Exercise requirements = Report only the number of lines below in which the string "ICED" appears.

Source data =
»»

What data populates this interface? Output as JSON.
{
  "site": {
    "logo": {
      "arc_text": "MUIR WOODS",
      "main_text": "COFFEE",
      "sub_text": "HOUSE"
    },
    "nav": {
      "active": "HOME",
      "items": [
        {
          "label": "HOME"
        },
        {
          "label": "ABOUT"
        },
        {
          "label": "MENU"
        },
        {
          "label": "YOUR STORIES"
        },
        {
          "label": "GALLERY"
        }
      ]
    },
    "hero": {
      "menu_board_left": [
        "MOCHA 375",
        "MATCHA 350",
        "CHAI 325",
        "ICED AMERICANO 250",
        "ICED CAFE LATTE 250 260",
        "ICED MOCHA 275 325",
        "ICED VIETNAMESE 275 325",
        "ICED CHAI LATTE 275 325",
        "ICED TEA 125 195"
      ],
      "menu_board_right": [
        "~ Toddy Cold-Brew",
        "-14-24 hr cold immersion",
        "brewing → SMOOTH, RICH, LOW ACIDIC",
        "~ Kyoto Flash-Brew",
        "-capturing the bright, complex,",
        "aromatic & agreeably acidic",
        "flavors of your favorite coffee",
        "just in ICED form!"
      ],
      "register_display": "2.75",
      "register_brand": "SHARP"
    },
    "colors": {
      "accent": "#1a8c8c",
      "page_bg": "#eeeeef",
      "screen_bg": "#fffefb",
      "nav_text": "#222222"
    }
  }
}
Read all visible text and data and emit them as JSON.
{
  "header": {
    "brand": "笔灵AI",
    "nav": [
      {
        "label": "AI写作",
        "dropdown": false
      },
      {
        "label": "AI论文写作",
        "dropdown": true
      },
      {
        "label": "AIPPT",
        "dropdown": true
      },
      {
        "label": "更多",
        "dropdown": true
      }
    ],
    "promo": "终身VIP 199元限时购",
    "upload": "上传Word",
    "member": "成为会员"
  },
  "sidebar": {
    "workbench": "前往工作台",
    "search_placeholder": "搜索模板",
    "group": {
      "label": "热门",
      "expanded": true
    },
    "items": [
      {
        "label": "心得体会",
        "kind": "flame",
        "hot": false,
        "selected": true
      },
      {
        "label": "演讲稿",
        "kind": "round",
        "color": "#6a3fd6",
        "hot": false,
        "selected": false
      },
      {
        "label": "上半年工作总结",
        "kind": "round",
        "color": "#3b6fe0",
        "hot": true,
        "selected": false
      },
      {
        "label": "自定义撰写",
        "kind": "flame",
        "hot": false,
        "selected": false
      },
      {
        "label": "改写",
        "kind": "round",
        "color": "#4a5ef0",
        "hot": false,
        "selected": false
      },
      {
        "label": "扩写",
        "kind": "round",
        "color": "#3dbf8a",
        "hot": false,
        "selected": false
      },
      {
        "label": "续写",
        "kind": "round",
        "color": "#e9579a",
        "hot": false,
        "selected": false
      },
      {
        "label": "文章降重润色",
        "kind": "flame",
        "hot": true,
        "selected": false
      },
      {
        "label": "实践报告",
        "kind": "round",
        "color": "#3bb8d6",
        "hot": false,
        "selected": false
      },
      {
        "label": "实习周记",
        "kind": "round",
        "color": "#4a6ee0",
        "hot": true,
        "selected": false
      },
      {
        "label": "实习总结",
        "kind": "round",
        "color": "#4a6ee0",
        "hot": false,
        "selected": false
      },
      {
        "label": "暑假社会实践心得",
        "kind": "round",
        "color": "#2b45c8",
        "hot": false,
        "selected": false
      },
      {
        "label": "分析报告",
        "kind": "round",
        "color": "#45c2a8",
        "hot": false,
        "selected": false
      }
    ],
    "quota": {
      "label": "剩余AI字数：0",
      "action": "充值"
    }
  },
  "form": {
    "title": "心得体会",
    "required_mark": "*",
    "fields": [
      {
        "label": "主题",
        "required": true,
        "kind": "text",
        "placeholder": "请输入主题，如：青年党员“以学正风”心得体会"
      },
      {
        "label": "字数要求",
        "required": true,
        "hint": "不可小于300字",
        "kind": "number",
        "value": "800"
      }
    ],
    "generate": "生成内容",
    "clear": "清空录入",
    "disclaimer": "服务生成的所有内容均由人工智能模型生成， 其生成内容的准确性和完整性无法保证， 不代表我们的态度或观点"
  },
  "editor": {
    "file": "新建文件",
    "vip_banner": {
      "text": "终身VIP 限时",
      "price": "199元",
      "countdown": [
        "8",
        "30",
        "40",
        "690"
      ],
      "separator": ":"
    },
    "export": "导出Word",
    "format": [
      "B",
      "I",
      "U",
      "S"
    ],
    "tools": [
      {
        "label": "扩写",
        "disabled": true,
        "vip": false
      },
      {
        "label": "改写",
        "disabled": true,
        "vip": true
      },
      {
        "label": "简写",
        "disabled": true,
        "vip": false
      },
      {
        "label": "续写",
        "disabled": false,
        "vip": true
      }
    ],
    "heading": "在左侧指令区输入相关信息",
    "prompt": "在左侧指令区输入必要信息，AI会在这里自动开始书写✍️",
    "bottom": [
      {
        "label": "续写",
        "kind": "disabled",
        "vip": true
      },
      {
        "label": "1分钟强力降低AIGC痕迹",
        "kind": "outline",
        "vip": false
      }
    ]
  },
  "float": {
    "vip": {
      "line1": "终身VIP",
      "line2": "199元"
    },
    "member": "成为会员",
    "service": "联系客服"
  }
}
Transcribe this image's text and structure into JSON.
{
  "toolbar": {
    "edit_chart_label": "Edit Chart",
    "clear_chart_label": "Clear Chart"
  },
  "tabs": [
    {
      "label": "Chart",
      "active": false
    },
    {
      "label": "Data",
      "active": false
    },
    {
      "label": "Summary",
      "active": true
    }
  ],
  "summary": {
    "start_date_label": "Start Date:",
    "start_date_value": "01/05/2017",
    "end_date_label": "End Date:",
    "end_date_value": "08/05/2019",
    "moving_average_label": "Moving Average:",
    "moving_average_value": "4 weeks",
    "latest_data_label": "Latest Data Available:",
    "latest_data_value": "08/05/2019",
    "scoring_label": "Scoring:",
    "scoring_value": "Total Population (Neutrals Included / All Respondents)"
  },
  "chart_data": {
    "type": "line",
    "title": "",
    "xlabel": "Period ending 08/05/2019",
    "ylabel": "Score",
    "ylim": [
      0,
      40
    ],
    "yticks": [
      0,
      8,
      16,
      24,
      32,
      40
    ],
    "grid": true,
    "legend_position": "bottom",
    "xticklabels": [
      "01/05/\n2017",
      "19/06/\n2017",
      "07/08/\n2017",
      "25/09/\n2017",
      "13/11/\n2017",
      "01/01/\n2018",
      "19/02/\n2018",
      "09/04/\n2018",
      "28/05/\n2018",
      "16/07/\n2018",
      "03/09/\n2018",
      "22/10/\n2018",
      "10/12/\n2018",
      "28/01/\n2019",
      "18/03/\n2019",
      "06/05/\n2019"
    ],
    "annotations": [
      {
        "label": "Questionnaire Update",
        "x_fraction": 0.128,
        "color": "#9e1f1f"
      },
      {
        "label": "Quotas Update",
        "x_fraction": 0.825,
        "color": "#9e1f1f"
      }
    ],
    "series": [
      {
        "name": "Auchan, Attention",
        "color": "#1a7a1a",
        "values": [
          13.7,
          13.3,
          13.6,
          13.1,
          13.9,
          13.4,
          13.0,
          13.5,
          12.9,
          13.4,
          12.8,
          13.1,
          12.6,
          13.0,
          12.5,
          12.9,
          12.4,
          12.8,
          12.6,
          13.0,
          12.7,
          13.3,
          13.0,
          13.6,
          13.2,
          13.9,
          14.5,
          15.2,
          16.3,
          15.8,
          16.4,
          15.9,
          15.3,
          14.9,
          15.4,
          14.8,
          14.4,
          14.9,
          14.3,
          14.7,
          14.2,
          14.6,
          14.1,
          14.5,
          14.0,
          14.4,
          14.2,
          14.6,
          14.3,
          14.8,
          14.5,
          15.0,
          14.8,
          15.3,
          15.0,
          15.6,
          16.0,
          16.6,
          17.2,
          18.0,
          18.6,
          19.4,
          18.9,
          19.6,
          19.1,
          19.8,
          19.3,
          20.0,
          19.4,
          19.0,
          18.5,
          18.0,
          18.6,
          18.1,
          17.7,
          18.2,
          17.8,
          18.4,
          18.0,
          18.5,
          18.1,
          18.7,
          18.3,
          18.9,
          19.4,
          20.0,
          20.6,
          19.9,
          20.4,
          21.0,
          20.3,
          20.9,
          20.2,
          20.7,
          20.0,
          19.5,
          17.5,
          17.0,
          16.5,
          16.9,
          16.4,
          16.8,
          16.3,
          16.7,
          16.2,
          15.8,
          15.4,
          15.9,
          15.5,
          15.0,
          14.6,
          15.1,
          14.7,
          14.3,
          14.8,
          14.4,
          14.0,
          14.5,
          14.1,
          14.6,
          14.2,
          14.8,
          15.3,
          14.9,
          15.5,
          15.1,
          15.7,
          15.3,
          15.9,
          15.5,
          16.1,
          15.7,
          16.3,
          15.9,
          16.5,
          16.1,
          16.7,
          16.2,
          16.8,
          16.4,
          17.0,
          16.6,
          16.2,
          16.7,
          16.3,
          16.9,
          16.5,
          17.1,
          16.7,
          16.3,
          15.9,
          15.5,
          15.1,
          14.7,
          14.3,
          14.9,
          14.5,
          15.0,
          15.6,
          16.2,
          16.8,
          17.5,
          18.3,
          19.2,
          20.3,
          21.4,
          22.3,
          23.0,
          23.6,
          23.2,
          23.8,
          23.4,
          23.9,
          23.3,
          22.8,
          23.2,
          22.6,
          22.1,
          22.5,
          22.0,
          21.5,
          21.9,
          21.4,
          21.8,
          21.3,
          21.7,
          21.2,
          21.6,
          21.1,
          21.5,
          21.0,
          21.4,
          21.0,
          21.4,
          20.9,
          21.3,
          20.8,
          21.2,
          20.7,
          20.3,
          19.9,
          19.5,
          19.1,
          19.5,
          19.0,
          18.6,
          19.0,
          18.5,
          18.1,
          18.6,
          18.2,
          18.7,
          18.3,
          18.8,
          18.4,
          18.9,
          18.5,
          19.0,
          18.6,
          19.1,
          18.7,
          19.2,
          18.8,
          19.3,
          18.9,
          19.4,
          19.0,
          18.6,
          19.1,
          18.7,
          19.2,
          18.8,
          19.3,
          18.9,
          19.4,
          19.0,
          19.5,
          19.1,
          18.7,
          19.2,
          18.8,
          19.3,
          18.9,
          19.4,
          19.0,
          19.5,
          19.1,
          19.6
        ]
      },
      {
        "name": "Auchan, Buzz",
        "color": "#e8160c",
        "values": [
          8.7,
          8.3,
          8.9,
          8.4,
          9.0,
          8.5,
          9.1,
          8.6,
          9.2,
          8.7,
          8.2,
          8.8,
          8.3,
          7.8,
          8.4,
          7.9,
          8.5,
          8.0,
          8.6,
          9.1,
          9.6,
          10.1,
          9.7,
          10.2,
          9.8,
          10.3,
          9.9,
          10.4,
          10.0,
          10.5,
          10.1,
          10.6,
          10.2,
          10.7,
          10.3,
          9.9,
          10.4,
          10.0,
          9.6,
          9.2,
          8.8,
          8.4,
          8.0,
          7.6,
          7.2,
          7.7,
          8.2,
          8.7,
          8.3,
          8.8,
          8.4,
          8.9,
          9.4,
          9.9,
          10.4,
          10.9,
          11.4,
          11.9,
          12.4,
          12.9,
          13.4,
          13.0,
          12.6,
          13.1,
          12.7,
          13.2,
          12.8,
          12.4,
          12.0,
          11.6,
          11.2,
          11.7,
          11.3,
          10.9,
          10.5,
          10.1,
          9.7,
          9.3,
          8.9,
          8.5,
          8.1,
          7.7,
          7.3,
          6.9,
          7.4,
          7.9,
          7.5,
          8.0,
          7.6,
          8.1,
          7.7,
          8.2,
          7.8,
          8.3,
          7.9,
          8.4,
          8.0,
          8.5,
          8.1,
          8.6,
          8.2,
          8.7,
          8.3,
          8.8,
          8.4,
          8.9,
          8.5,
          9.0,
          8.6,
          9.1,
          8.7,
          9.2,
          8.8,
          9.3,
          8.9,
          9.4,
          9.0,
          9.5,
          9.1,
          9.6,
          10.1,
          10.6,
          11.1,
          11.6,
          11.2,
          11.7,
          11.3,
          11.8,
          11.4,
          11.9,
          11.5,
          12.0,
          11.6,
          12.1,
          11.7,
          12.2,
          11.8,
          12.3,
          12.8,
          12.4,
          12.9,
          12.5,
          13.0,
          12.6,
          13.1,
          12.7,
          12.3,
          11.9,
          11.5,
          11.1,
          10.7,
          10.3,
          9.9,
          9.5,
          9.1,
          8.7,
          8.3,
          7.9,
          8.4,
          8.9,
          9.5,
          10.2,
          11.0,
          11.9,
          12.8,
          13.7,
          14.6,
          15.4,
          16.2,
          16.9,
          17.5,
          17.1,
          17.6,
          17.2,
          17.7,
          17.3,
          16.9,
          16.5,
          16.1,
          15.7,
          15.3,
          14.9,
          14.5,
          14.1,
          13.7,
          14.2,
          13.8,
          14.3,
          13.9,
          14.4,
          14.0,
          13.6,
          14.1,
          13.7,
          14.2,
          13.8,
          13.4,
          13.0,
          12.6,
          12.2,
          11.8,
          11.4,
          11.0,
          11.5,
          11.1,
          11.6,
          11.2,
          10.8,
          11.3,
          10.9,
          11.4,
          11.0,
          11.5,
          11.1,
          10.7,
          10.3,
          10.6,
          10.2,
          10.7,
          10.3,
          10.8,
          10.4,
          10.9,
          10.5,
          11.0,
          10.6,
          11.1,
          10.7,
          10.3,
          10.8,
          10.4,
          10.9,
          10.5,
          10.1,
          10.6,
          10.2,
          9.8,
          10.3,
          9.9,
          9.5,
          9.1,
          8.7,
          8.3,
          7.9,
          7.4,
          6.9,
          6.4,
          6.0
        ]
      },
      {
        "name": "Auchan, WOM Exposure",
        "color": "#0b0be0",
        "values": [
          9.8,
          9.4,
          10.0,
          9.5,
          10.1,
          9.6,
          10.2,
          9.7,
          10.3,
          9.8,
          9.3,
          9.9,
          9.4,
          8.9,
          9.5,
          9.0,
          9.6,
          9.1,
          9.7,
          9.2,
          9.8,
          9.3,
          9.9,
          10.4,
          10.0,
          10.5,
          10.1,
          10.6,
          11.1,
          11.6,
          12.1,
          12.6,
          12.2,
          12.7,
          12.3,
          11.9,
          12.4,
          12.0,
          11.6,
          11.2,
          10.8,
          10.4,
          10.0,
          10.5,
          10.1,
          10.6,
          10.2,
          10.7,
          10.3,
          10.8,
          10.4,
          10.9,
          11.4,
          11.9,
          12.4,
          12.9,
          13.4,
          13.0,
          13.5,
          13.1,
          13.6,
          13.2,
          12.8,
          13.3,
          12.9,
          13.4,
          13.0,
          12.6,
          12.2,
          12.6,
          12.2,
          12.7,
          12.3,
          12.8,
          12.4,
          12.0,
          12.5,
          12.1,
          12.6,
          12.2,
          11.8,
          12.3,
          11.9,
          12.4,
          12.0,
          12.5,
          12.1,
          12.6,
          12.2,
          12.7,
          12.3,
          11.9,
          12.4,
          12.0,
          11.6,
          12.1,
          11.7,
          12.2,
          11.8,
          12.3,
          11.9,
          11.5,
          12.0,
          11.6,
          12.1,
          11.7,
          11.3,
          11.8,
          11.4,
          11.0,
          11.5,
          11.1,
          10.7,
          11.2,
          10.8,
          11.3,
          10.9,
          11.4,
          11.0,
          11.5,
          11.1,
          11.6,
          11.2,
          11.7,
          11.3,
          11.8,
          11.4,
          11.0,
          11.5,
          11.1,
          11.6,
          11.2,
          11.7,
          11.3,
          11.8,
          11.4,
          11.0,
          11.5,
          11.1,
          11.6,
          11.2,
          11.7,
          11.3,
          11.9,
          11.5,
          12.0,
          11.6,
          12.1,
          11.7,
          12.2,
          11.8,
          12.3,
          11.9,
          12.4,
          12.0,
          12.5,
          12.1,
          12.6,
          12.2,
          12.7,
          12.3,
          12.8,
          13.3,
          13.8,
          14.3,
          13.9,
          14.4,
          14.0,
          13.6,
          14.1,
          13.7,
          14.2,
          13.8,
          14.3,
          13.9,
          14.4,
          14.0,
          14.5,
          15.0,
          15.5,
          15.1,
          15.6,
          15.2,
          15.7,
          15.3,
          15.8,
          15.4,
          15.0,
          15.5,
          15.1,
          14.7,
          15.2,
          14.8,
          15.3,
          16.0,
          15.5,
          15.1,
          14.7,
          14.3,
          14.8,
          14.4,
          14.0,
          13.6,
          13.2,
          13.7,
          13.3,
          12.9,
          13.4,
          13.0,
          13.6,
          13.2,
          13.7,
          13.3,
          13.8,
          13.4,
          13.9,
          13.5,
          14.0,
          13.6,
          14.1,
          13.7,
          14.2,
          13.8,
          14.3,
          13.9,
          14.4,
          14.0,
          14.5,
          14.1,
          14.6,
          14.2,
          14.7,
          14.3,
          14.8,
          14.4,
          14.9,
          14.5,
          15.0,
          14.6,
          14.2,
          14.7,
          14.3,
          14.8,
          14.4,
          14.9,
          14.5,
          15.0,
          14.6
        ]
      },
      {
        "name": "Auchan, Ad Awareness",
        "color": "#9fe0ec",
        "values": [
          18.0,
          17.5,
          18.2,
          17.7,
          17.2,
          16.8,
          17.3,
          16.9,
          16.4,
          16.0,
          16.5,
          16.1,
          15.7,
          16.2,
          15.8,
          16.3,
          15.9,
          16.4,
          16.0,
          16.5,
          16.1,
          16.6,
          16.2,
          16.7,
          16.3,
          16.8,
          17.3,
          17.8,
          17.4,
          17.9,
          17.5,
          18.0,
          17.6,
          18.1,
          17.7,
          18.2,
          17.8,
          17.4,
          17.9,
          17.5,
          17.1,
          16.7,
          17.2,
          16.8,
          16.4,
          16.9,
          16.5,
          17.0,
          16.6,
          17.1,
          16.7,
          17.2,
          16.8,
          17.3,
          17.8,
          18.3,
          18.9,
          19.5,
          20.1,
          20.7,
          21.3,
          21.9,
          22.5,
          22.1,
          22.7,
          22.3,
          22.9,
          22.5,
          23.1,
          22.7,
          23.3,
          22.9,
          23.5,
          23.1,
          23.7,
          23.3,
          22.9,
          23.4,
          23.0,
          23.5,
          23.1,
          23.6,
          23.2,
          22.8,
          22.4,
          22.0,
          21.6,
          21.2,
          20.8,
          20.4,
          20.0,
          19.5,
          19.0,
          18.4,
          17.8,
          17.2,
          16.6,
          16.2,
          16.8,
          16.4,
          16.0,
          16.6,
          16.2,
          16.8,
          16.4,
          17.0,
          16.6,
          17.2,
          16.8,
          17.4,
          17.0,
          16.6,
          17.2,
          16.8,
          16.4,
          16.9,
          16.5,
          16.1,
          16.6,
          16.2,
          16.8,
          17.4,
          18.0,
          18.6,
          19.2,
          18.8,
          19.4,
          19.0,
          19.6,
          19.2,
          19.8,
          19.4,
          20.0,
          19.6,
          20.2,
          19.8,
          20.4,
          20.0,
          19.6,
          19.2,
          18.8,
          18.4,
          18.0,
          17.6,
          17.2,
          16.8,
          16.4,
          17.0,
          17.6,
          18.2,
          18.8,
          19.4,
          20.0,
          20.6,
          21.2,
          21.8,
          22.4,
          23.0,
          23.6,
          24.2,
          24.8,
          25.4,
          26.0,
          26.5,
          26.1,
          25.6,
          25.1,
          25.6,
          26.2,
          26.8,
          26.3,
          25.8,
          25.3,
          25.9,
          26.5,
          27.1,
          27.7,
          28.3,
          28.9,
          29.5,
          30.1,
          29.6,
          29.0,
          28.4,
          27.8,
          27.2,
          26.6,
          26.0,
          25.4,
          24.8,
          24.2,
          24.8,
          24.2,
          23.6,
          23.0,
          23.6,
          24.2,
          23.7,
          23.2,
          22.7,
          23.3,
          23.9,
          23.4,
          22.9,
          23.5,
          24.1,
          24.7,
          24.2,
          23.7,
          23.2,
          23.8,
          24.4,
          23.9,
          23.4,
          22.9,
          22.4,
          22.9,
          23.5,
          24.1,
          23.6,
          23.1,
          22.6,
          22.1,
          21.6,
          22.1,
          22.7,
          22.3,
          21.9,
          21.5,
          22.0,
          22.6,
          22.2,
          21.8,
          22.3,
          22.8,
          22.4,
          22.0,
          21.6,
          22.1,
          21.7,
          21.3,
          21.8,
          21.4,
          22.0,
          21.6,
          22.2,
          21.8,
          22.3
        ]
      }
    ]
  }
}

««

Your solution = 7